■ Problem to solve:
What lines below hold the string "heading"? Copy them all.

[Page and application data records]

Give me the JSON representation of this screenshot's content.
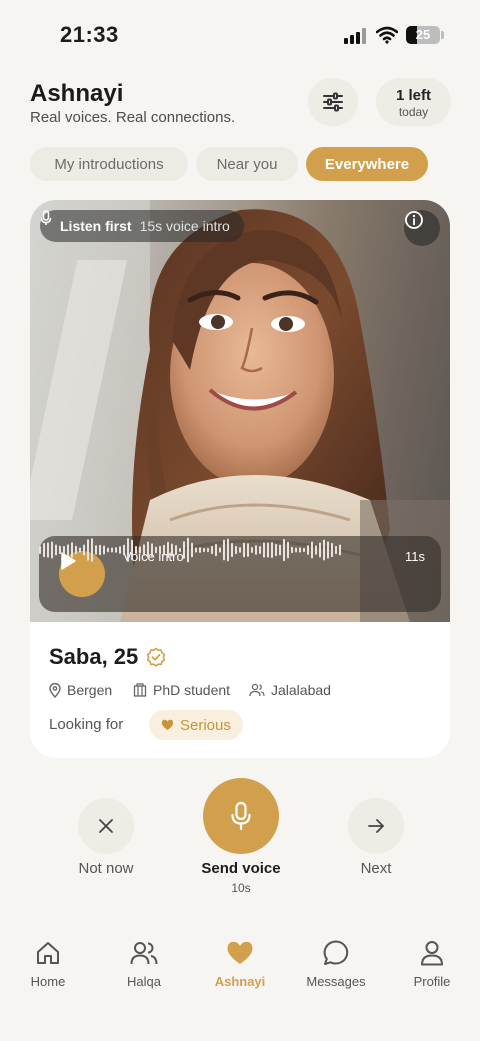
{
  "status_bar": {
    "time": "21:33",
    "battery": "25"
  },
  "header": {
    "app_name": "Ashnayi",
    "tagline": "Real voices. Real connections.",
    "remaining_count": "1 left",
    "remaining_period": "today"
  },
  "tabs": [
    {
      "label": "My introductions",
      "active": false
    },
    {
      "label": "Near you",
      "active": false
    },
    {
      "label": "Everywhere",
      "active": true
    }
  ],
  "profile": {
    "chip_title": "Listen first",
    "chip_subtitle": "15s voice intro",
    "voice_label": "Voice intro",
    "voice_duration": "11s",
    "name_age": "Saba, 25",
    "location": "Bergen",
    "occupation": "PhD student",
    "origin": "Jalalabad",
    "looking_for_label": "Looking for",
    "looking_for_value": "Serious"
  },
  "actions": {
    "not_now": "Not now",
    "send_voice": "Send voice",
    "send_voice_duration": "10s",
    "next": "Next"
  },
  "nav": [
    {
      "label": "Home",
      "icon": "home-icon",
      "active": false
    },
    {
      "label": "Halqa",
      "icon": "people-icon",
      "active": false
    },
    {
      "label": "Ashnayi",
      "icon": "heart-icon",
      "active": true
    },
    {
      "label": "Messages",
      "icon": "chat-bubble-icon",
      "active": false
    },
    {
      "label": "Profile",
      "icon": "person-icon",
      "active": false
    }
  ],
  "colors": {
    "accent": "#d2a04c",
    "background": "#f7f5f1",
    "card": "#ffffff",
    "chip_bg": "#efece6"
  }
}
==
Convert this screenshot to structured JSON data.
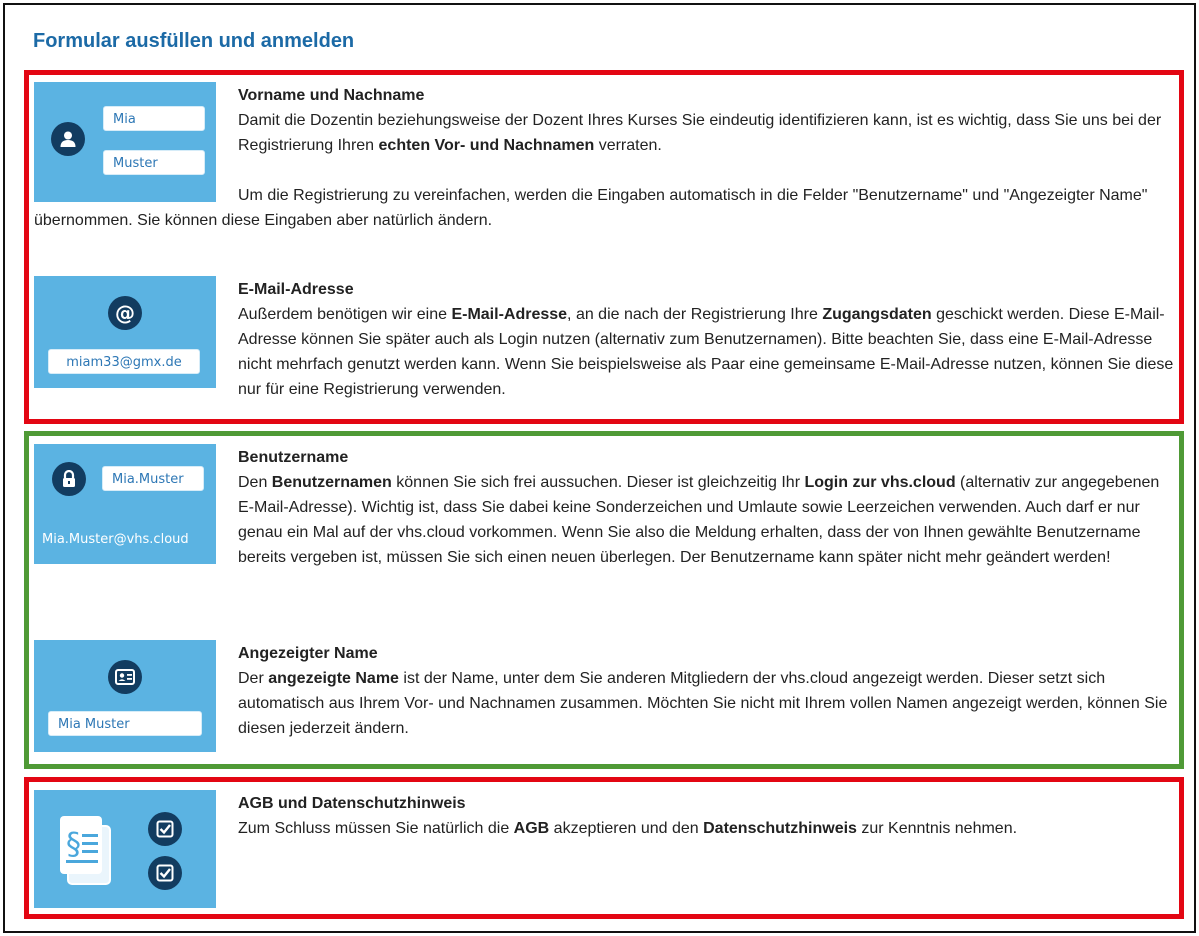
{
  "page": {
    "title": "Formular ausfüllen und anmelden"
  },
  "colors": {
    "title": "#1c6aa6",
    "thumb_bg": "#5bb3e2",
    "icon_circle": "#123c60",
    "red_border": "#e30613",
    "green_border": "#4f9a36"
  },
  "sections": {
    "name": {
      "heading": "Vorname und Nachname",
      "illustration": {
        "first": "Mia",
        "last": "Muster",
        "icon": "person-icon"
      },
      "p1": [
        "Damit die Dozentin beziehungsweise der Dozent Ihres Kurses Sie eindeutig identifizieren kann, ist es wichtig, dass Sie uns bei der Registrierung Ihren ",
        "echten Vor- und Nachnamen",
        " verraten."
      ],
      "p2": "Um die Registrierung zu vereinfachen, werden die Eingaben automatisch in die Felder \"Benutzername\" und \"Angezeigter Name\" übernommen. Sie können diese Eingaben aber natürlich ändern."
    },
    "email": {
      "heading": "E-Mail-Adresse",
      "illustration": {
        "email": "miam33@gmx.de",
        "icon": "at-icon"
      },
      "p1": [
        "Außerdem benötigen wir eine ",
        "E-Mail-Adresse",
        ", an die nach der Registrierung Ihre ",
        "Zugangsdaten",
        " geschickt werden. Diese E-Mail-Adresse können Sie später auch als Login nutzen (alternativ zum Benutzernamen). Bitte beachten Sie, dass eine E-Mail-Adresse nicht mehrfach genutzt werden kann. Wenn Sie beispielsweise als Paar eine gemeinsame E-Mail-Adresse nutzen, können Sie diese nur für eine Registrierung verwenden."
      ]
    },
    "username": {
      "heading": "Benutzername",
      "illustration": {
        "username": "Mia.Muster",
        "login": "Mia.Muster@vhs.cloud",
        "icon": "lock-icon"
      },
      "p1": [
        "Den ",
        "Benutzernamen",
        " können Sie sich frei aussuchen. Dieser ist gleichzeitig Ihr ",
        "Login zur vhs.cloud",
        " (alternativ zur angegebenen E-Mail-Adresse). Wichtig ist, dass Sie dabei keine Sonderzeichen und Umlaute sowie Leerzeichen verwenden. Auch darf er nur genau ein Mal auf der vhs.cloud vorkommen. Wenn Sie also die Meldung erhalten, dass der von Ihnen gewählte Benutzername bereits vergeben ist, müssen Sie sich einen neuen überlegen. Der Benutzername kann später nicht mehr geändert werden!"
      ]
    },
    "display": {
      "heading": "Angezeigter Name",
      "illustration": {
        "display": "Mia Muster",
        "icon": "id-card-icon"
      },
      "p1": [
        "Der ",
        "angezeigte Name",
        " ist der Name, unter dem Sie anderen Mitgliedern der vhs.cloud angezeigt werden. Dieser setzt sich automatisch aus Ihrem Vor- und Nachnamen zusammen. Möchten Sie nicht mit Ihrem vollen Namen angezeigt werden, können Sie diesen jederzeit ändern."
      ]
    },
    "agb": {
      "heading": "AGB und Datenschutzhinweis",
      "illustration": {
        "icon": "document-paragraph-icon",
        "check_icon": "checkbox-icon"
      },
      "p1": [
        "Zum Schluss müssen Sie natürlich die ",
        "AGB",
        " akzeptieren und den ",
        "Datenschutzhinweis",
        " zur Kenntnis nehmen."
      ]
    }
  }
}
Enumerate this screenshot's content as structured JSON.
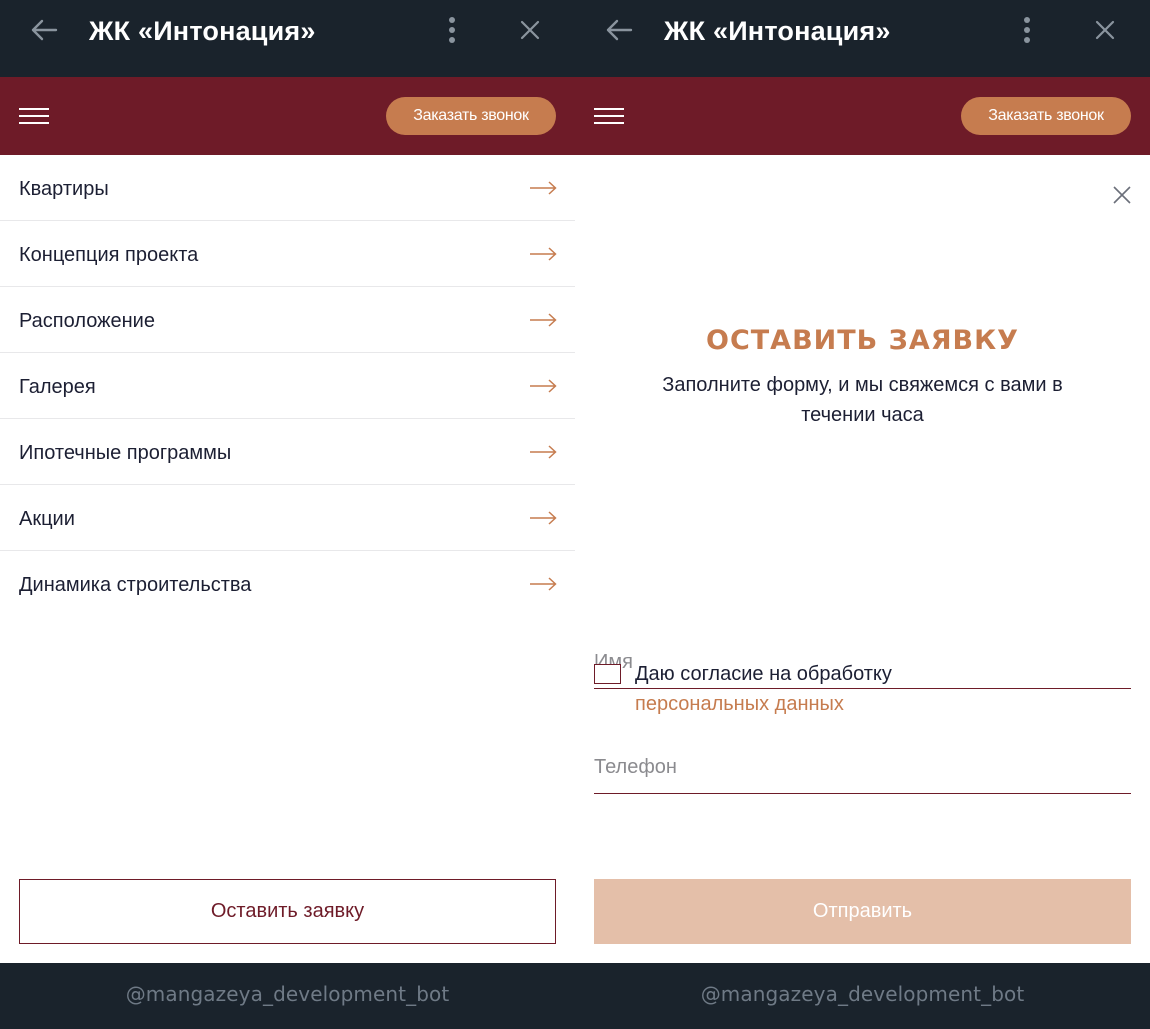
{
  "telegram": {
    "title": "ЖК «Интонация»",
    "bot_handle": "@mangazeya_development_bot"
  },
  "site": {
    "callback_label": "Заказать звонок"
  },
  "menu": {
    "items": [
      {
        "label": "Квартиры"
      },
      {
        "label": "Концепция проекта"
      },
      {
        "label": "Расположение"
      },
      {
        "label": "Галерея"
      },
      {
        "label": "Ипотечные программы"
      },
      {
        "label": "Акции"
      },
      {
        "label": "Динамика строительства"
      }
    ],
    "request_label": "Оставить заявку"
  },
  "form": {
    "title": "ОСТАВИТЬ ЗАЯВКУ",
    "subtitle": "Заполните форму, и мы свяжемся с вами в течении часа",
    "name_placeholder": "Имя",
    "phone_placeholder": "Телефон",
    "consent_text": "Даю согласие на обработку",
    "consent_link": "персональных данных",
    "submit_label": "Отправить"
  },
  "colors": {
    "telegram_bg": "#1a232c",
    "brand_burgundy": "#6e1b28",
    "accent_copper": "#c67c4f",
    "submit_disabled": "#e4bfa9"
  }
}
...
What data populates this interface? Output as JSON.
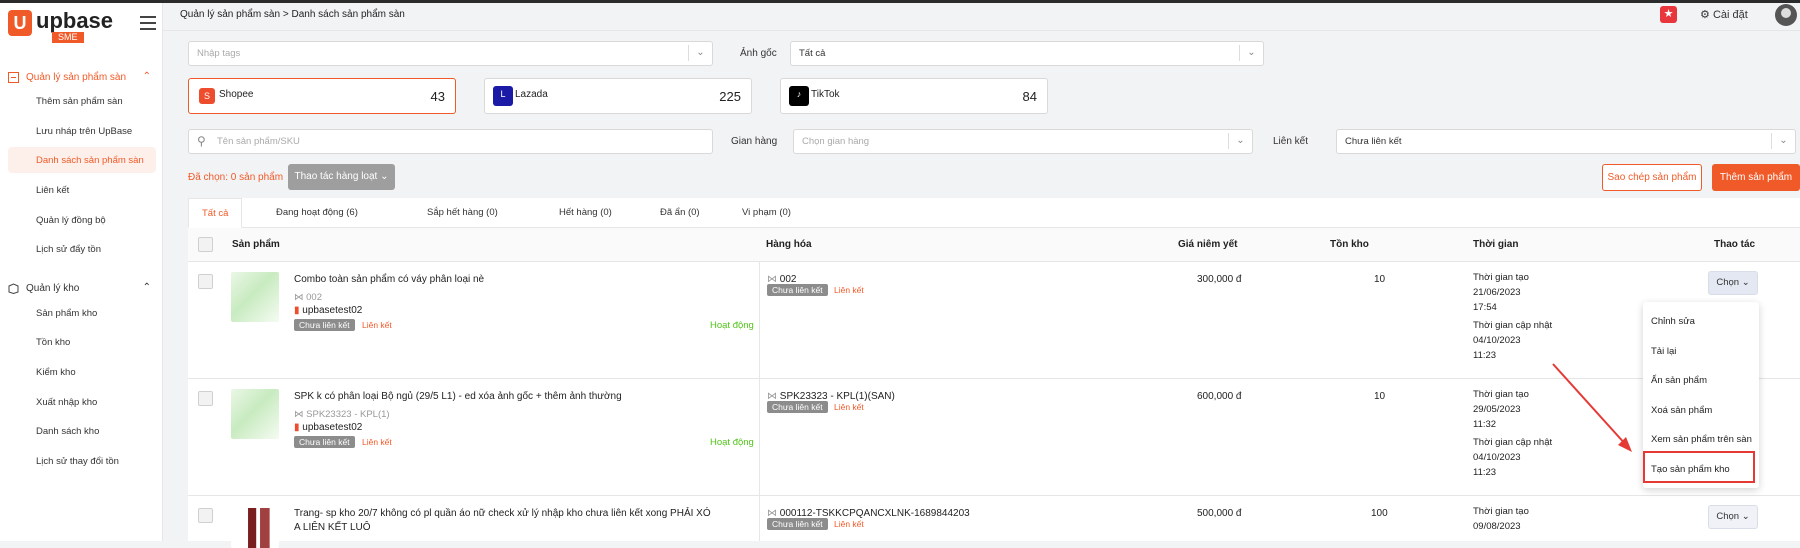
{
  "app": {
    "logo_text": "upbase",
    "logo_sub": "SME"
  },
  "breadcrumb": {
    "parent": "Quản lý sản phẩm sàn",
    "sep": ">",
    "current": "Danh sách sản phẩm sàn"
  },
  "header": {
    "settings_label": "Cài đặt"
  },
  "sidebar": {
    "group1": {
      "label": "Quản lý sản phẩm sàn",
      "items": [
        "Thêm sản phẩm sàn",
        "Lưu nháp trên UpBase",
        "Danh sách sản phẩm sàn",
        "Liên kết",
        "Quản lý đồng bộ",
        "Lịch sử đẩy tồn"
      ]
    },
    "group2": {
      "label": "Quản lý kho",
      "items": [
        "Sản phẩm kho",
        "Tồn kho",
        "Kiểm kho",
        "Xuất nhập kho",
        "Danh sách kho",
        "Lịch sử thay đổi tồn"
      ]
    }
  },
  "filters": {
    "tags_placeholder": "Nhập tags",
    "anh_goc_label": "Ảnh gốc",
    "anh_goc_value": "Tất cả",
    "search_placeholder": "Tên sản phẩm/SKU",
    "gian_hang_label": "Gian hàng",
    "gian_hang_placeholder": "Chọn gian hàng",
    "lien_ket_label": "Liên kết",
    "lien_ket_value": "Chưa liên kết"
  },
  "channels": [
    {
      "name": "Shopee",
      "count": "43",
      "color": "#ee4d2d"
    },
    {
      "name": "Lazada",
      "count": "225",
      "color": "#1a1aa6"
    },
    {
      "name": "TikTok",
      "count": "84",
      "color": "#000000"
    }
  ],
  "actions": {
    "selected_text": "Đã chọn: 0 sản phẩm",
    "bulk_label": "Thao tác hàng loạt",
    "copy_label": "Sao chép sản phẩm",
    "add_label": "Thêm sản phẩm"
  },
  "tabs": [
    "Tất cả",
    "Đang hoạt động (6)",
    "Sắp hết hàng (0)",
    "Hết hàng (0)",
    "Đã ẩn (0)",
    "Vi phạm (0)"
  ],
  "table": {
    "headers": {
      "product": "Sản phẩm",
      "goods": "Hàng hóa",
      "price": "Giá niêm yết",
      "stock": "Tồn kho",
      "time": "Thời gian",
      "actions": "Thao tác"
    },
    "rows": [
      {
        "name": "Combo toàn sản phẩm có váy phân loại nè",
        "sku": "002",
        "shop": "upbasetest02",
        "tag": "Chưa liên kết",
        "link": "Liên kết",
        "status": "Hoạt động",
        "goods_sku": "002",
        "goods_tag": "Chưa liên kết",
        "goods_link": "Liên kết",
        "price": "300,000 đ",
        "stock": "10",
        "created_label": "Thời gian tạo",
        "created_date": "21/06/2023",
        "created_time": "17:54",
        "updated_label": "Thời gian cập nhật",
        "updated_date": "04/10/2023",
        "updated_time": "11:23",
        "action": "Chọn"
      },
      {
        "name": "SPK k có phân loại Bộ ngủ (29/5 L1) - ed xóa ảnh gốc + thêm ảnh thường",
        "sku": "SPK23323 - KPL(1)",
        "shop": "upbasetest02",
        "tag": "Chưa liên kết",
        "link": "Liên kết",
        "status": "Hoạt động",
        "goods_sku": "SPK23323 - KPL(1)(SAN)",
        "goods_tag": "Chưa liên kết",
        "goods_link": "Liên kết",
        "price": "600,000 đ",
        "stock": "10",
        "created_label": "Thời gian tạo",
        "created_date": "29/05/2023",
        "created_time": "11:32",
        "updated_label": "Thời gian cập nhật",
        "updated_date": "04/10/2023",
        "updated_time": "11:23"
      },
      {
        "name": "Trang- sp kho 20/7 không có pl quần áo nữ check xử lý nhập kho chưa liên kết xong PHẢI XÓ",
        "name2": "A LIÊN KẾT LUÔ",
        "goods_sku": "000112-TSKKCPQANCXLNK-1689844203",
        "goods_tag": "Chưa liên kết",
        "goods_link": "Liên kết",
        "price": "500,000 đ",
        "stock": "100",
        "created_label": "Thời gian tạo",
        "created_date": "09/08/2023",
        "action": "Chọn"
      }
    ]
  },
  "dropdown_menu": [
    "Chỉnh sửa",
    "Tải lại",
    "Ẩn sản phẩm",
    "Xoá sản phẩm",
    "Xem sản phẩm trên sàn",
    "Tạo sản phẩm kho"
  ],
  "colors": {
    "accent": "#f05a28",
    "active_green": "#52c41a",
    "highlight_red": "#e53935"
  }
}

■ Task solution:
      "heading": "Vorname und Nachname",
      "heading": "E-Mail-Adresse",
      "heading": "Benutzername",
      "heading": "Angezeigter Name",
      "heading": "AGB und Datenschutzhinweis",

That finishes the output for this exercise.